Just how much beet juice are you seeing in the toilet bowl? 

Are you one of those individuals, like me, who swears that you’ve emptied into the toilet bowl just about all the beet juice that you drank?

I’d hate to think this is what actually happens, being that the only reason I drink this blazing crimson beverage is for the powerful antioxidants.

“The red color in the urine or stool is from a chemical called betanin, which accounts for less than 1% of the beet juice solids,” says Jonathan Zinberg, MD, chief of gastroenterology at South Nassau Communities Hospital, Oceanside, NY.

“This occurs in a small percent of the population (10 to 14%).  The other nutrients are likely absorbed just as well in those people as in the rest of the population.”

Thank goodness!  Now I know that I’m not passing most of the beet juice’s nutrients when I have a bowel movement.

Jonathan Zinberg, MD

Lorra Garrick has been covering medical, fitness and cybersecurity topics for many years, having written thousands of articles for print magazines and websites, including as a ghostwriter.

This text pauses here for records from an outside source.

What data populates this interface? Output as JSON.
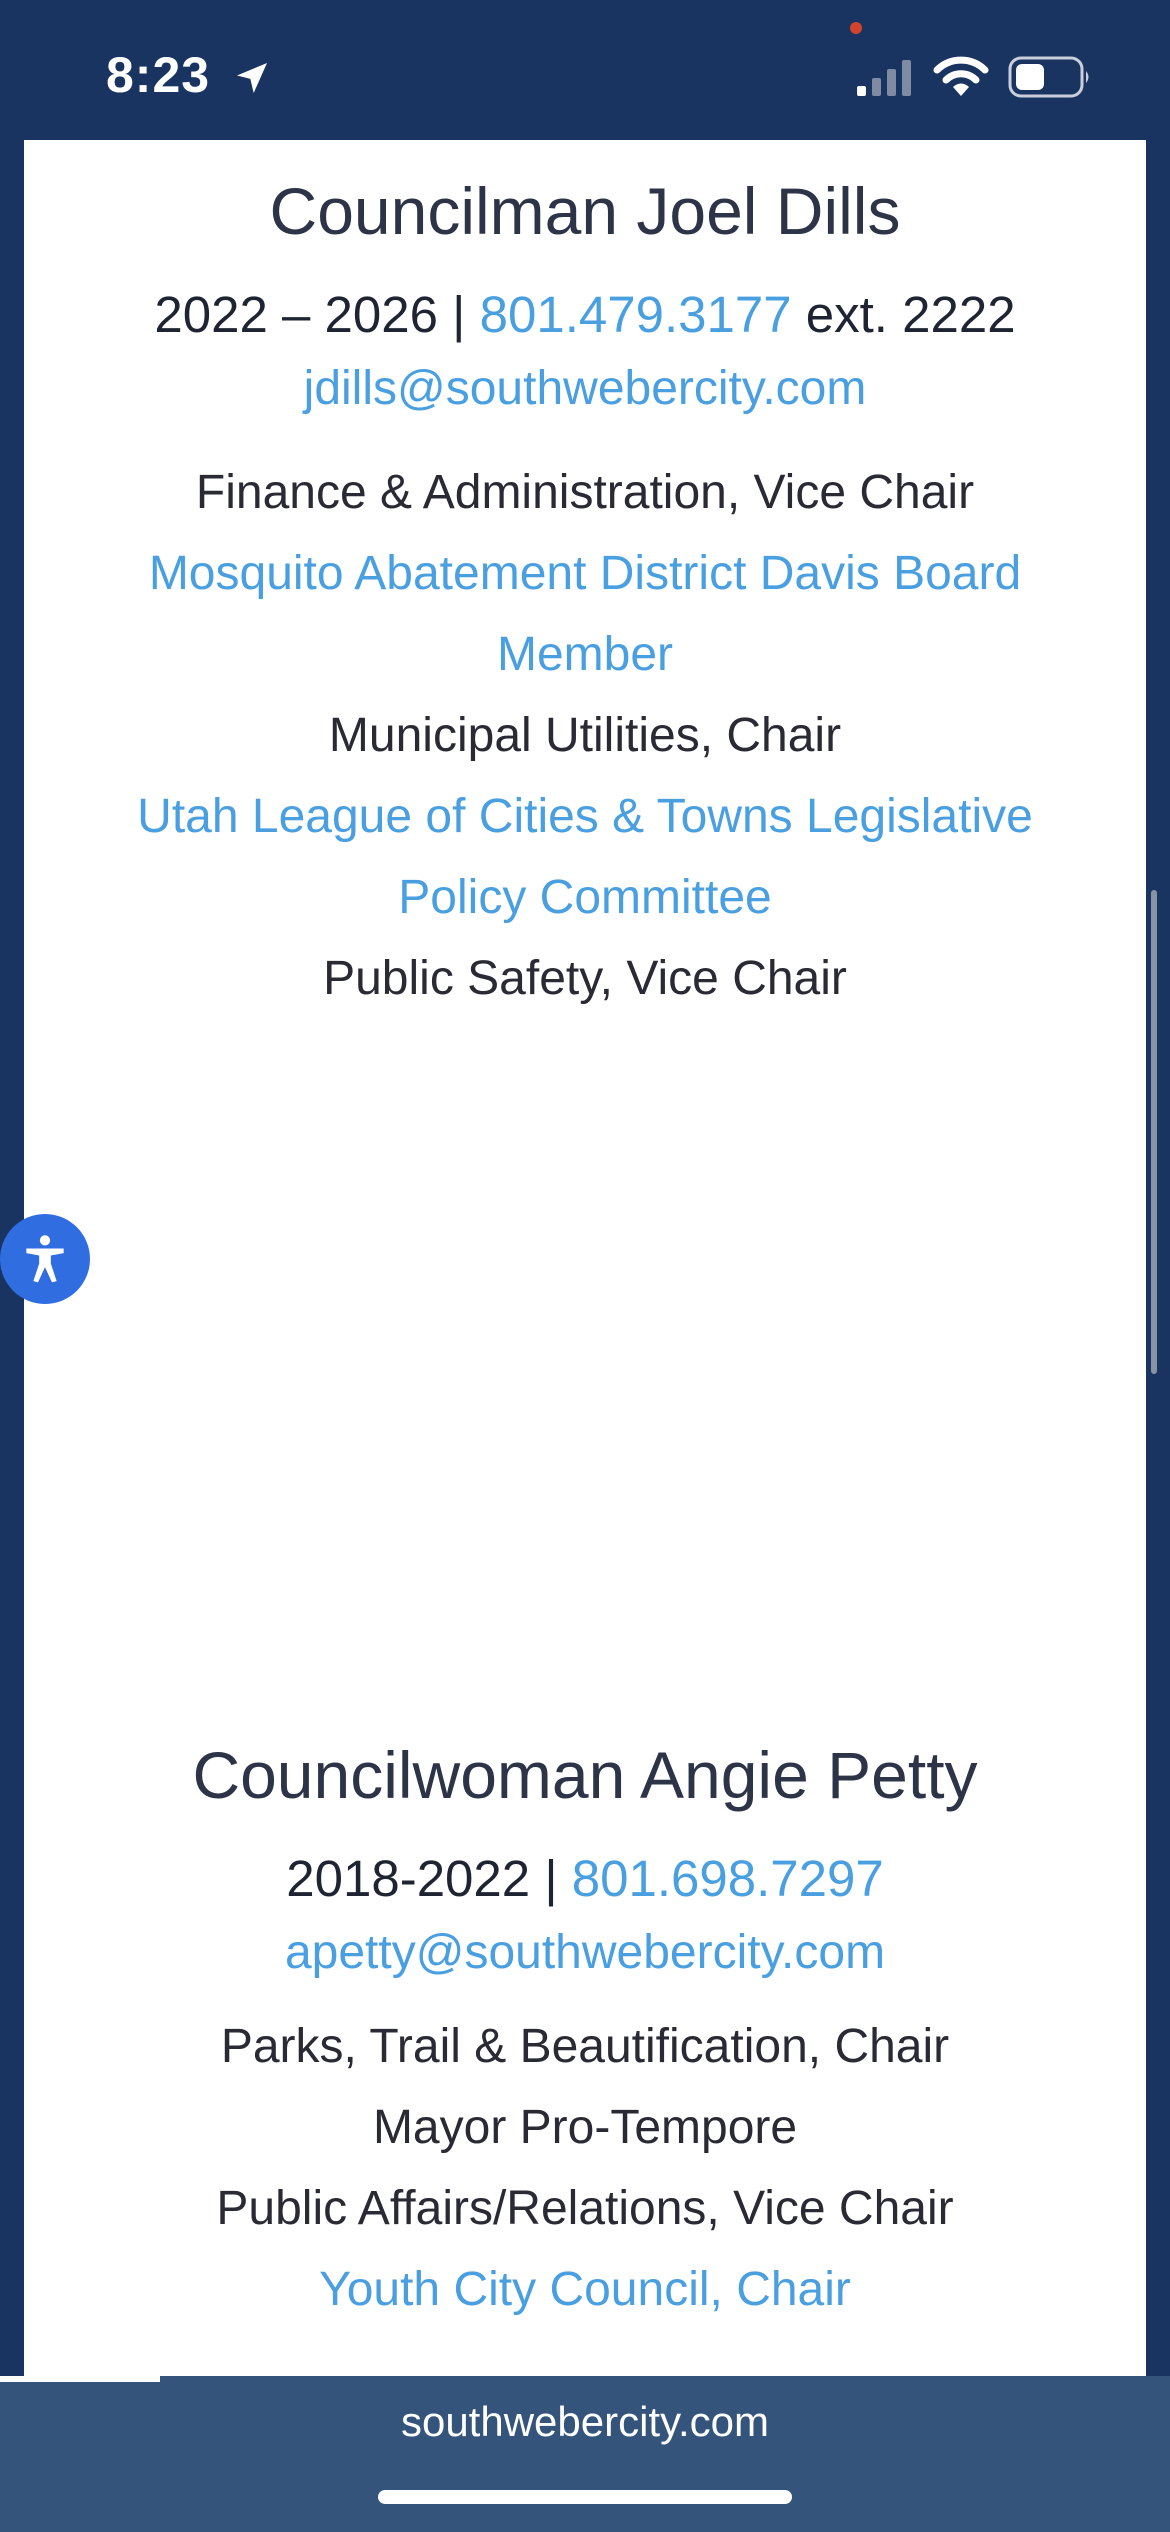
{
  "status_bar": {
    "time": "8:23",
    "icons": [
      "location-arrow-icon",
      "signal-icon",
      "wifi-icon",
      "battery-icon"
    ]
  },
  "members": [
    {
      "name": "Councilman Joel Dills",
      "term": "2022 – 2026",
      "separator": " | ",
      "phone": "801.479.3177",
      "extension": " ext. 2222",
      "email": "jdills@southwebercity.com",
      "duties": [
        {
          "text": "Finance & Administration, Vice Chair",
          "link": false
        },
        {
          "text": "Mosquito Abatement District Davis Board Member",
          "link": true
        },
        {
          "text": "Municipal Utilities, Chair",
          "link": false
        },
        {
          "text": "Utah League of Cities & Towns Legislative Policy Committee",
          "link": true
        },
        {
          "text": "Public Safety, Vice Chair",
          "link": false
        }
      ]
    },
    {
      "name": "Councilwoman Angie Petty",
      "term": "2018-2022",
      "separator": " | ",
      "phone": "801.698.7297",
      "email": "apetty@southwebercity.com",
      "duties": [
        {
          "text": "Parks, Trail & Beautification, Chair",
          "link": false
        },
        {
          "text": "Mayor Pro-Tempore",
          "link": false
        },
        {
          "text": "Public Affairs/Relations, Vice Chair",
          "link": false
        },
        {
          "text": "Youth City Council, Chair",
          "link": true
        }
      ]
    }
  ],
  "accessibility_button": {
    "icon": "accessibility-person-icon"
  },
  "browser": {
    "url": "southwebercity.com"
  },
  "colors": {
    "brand_navy": "#1a3461",
    "link_blue": "#4a9fe0",
    "accessibility_blue": "#2f6de1",
    "browser_bar": "#35547c"
  }
}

She’s also a former ACE-certified personal trainer. 

 

Top image: Shutterstock/bitt24